The union’s bargaining team had worked out a way to reorganize the offer last made by the university, the rejection of which began the strike. As re-organized, the deal would raise the funding package from $15,000 to $17,500. It would also halve tuition for Phd students in their fifth and sixth years, regardless of whether they are domestic or international students.

The big gain – if the university accepts this proposal – is getting tuition and the funding package explicitly incorporated into the collective agreement, opening them as topics of negotiation in all further bargaining.

The meeting was scheduled from 3:30pm to 6:30, with a strict end time. Most of the meeting was taken up with the bargaining team and strike team presenting this potential deal and then answering questions on it. In the last half hour, a motion to approve the deal and have the bargaining team present it to the university was hastily debated.

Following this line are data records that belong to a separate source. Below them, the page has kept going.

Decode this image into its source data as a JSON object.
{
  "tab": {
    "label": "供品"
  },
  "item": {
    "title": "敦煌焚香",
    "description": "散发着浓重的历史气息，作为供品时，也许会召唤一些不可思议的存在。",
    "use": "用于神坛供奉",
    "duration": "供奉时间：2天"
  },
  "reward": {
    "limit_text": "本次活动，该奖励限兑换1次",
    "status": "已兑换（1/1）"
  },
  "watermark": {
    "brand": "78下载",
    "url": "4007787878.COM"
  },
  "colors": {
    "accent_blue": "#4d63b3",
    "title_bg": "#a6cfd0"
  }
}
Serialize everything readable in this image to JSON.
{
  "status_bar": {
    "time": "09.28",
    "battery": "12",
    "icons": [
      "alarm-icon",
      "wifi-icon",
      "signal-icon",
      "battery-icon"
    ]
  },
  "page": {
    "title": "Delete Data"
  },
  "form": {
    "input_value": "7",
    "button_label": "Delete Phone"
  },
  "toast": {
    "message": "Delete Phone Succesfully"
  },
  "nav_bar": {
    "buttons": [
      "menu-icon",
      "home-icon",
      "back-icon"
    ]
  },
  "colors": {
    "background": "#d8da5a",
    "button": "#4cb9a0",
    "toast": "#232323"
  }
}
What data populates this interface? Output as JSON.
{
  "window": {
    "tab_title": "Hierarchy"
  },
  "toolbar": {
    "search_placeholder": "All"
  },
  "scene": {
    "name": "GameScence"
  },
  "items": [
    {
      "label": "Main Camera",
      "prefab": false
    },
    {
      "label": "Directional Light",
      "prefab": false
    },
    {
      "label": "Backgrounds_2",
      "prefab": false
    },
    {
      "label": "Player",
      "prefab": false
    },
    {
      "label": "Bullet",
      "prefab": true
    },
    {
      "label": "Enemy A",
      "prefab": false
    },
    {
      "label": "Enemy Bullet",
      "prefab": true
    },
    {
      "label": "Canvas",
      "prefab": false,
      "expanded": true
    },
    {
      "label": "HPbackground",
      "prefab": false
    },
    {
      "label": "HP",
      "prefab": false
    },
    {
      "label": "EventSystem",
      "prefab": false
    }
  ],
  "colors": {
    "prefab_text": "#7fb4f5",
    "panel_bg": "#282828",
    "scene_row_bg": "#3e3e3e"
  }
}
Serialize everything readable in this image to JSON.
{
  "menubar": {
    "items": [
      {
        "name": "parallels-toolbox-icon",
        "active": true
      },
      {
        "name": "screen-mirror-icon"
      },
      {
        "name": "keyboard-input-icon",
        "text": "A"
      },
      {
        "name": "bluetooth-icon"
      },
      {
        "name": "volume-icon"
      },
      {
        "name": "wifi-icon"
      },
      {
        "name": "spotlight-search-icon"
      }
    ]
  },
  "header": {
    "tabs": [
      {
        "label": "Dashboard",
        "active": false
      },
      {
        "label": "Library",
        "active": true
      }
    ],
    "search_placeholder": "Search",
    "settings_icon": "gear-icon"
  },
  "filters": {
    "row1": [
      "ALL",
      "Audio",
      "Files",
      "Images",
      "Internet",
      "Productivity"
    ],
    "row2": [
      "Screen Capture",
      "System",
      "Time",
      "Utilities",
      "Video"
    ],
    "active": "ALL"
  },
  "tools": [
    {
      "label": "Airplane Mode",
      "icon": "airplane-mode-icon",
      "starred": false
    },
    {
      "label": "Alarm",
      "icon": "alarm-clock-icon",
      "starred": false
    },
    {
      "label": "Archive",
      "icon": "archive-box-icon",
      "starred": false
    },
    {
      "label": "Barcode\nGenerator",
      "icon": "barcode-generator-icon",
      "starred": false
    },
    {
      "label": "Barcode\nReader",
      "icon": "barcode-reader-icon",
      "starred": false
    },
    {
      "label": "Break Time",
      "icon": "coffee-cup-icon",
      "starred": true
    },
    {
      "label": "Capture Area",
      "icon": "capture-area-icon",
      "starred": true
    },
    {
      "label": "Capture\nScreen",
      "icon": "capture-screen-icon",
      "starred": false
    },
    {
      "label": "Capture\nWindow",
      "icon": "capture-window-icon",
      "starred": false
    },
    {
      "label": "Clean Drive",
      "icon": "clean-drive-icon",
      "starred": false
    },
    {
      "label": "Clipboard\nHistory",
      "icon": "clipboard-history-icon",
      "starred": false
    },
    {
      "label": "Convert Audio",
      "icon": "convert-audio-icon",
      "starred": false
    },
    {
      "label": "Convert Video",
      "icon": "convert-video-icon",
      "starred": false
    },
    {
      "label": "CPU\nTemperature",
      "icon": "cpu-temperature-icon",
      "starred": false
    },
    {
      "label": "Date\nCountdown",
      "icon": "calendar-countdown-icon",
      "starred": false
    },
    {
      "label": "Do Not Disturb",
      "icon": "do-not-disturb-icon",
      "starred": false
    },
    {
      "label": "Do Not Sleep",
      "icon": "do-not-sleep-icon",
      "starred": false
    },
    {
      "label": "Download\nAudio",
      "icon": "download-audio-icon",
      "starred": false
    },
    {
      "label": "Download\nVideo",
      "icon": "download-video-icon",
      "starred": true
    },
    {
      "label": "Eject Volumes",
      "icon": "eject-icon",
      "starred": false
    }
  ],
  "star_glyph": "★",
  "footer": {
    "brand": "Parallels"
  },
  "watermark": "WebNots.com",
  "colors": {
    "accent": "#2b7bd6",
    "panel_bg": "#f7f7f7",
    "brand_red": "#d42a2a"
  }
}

The final vote at 6:36 went 280 in favour, 251 opposed. I voted against it, as I don’t see it as an adequate response to the problems faced by TAs at U of T, and I think we could have pushed successfully for something better. (At the same time, I recognize that getting something better might have required more dedication than CUPE 3902 members collectively possess.)

Regardless of the merits and drawbacks of the deal, I don’t think too highly of this decision-making process. People had to consider a deal which they hadn’t seen before the meeting, an inadequate amount of time was allowed for debate, and the system where any whoever happens to be at the microphone when the appropriate part of the meeting begins produces the motion that then becomes the main subject for debate and voting has potentially very random results.

We will see how the administration replies to the offer. In one sense, they may see it as a cheap way of ending the strike. After all, the union is mostly proposing to shift the precise way in which previously-offered funds will be spent. Alternatively, the administration may be wary of incorporating tuition and the funding package into the collective agreement, and so resist accepting this deal.

Regardless, I have my last picket duty of this week tomorrow. Then, I can turn my attention to trying to organize and execute the completion of the brief update and my PhD proposal.